— The CBF statement does not address the participation of CBF leaders in various organizations at the forefront of the nation’s pro-homosexual movement, such as David Currie, former chairman of the CBF Coordinating Council’s finance task group, who is on the board of The Interfaith Alliance, an ecumenical Washington-based group that has launched a number of initiatives in concert with homosexual activists.

The Interfaith Alliance has released, for example, an “issue paper,” titled, “Discrimination Against Gays and Lesbians in Housing, Employment, and Education,” supportive of the controversial Employment Non-Discrimination Act percolating in Congress since the mid-1990s. The bill would establish homosexuality, under the title of “sexual orientation,” as a classification deserving protection in the same way race, ethnicity, gender, age, national origin, religion and disability now have protected status in the workplace. The Interfaith Alliance issue paper charges that religious conservatives have “propagated a series of harmful myths about the gay and lesbian community,” such as “using the metaphor of disease, suggesting that homosexuals can and must be ‘cured’ by programs of ‘reparative therapy’ in order to live a healthy lifestyle … .”

Currie, who also leads the anti-SBC Texas Baptists Committed organization, spoke in favor of the CBF statement though continuing to serve on The Interfaith Alliance board.

CBF Coordinator Daniel Vestal was quoted by ABP as saying of the new CBF statement on homosexuality: “It [is] time for CBF to address this issue as an organization.” The CBF is “being defined by our enemies on the right and our friends on the left. I feel it is time for our organization … to do some self-definition and not depend on others to define us,” Vestal said, describing the statement as “welcoming but not affirming” of homosexuals.
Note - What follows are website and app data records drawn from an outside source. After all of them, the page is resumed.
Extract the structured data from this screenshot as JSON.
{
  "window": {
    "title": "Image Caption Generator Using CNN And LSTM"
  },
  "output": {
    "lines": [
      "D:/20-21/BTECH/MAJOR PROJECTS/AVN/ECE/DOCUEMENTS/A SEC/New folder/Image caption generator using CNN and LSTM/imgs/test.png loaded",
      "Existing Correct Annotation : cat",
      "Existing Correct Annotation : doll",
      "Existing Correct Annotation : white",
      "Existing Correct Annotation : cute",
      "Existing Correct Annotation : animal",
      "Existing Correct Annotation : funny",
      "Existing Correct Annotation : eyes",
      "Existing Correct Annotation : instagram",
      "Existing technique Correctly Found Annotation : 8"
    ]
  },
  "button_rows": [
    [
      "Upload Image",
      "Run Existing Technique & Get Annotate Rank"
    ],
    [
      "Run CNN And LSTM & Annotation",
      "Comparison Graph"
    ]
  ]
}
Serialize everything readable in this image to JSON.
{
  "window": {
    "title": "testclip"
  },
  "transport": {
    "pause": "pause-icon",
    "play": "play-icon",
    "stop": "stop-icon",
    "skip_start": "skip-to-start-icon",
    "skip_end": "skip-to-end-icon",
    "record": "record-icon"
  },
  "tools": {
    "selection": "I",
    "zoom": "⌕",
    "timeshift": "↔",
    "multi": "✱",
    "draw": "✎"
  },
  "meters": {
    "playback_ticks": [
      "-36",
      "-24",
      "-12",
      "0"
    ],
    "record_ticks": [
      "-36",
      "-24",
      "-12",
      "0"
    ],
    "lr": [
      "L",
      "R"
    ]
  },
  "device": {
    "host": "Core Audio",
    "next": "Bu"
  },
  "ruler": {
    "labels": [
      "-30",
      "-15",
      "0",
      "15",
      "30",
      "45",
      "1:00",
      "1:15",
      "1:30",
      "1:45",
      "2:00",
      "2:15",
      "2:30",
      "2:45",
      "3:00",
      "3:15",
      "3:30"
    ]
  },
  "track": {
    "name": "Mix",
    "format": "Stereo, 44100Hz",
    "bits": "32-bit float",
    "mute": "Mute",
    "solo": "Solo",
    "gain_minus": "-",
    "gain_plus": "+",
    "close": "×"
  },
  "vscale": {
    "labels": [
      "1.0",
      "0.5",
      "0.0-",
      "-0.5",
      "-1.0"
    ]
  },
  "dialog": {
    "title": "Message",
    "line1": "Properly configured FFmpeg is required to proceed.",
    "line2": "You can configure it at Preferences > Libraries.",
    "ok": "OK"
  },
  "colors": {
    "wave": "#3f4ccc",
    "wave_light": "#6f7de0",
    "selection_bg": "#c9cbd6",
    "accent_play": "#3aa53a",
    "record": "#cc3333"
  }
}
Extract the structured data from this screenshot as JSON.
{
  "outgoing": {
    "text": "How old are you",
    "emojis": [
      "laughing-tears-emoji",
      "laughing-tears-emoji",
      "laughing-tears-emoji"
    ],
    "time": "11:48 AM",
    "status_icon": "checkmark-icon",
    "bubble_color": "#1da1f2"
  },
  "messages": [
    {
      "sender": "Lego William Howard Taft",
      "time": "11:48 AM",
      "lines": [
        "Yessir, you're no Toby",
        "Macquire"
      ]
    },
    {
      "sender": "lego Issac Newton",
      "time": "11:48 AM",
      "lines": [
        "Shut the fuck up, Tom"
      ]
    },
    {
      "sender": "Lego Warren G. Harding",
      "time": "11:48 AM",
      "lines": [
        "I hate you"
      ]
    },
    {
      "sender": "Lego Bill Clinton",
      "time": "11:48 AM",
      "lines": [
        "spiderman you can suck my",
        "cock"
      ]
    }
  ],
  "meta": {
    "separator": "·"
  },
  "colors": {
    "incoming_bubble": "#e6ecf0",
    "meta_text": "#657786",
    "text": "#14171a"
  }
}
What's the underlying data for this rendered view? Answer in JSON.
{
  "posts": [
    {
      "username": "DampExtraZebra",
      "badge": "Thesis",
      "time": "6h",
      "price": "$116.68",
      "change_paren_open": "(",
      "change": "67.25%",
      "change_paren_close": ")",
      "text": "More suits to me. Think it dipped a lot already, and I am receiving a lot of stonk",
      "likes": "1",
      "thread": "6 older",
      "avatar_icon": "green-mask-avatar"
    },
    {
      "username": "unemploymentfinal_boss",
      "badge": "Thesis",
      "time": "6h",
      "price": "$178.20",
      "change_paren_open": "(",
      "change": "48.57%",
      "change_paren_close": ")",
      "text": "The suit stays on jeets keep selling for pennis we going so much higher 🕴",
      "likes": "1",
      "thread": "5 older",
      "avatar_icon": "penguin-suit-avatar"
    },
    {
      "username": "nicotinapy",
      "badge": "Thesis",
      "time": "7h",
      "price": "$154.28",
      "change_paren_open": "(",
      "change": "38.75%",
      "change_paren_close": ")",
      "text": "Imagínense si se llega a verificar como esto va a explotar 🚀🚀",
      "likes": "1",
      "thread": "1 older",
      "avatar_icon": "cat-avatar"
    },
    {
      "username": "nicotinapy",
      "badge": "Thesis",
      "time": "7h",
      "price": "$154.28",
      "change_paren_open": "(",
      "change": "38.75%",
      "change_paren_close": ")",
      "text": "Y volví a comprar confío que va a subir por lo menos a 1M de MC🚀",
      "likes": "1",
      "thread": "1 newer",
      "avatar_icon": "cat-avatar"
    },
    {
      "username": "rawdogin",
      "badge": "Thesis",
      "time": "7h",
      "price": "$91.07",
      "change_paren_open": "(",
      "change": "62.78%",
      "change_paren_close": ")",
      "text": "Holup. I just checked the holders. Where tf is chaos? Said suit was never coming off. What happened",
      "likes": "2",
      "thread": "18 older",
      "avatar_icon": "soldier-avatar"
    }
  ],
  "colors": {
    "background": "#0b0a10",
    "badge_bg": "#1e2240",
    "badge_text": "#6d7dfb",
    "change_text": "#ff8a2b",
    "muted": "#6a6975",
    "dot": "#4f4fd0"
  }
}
Vestal said very few CBF-related churches would ordain a homosexual to the ministry or conduct a same-sex union, according to the ABP story. “I have no interest whatever in excluding or demeaning or minimizing any in this Fellowship who share a different perspective than this document,” Vestal was quoted as saying. “I do not want, one, for us to fragment over this,” he said. “Two, I don’t want anyone to leave over this. I think the difference between us and other bodies is we can and should have differences among us and still be committed to Christ and our common cause.”